# DATASET EXTRACT

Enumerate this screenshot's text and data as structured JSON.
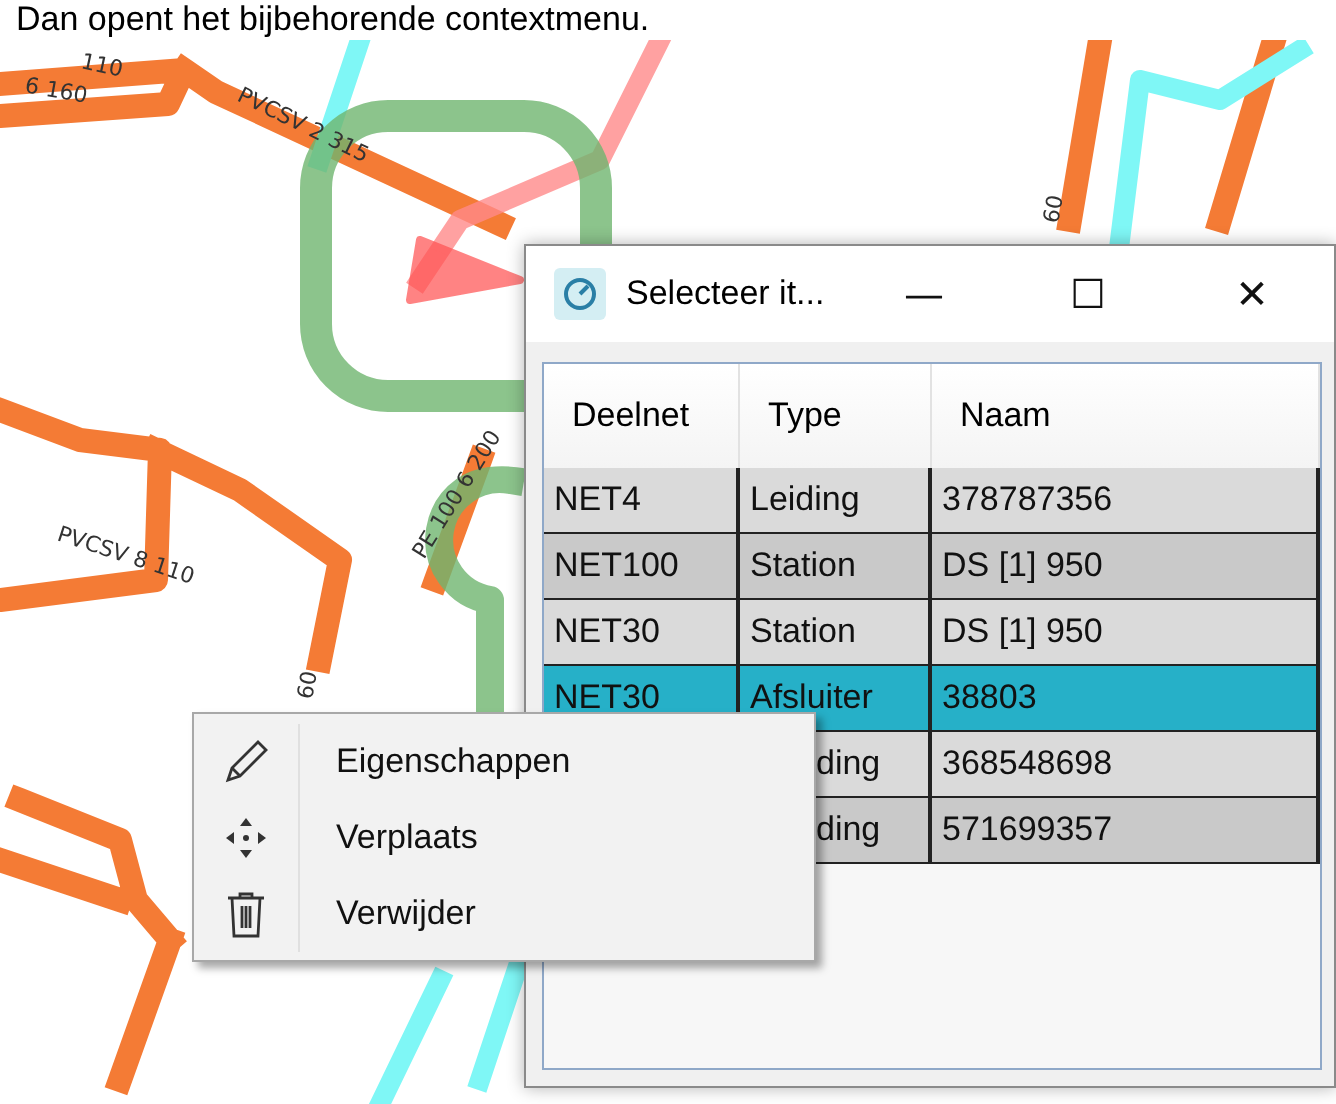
{
  "caption": "Dan opent het bijbehorende contextmenu.",
  "map": {
    "labels": [
      "110",
      "6 160",
      "PVCSV 2 315",
      "PE 100 6 200",
      "PVCSV 8 110",
      "60",
      "60"
    ]
  },
  "dialog": {
    "title": "Selecteer it...",
    "controls": [
      "—",
      "☐",
      "✕"
    ],
    "columns": [
      "Deelnet",
      "Type",
      "Naam"
    ],
    "rows": [
      {
        "deelnet": "NET4",
        "type": "Leiding",
        "naam": "378787356",
        "selected": false
      },
      {
        "deelnet": "NET100",
        "type": "Station",
        "naam": "DS [1] 950",
        "selected": false
      },
      {
        "deelnet": "NET30",
        "type": "Station",
        "naam": "DS [1] 950",
        "selected": false
      },
      {
        "deelnet": "NET30",
        "type": "Afsluiter",
        "naam": "38803",
        "selected": true
      },
      {
        "type": "ding",
        "naam": "368548698",
        "selected": false
      },
      {
        "type": "ding",
        "naam": "571699357",
        "selected": false
      }
    ]
  },
  "context_menu": {
    "items": [
      "Eigenschappen",
      "Verplaats",
      "Verwijder"
    ]
  }
}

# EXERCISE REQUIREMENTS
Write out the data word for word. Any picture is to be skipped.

# EXERCISE SOLUTION
Enumerate this screenshot's text and data as structured JSON.
{
  "caption": "Dan opent het bijbehorende contextmenu.",
  "map": {
    "labels": [
      "110",
      "6 160",
      "PVCSV 2 315",
      "PE 100 6 200",
      "PVCSV 8 110",
      "60",
      "60"
    ]
  },
  "dialog": {
    "title": "Selecteer it...",
    "controls": [
      "—",
      "☐",
      "✕"
    ],
    "columns": [
      "Deelnet",
      "Type",
      "Naam"
    ],
    "rows": [
      {
        "deelnet": "NET4",
        "type": "Leiding",
        "naam": "378787356",
        "selected": false
      },
      {
        "deelnet": "NET100",
        "type": "Station",
        "naam": "DS [1] 950",
        "selected": false
      },
      {
        "deelnet": "NET30",
        "type": "Station",
        "naam": "DS [1] 950",
        "selected": false
      },
      {
        "deelnet": "NET30",
        "type": "Afsluiter",
        "naam": "38803",
        "selected": true
      },
      {
        "type": "ding",
        "naam": "368548698",
        "selected": false
      },
      {
        "type": "ding",
        "naam": "571699357",
        "selected": false
      }
    ]
  },
  "context_menu": {
    "items": [
      "Eigenschappen",
      "Verplaats",
      "Verwijder"
    ]
  }
}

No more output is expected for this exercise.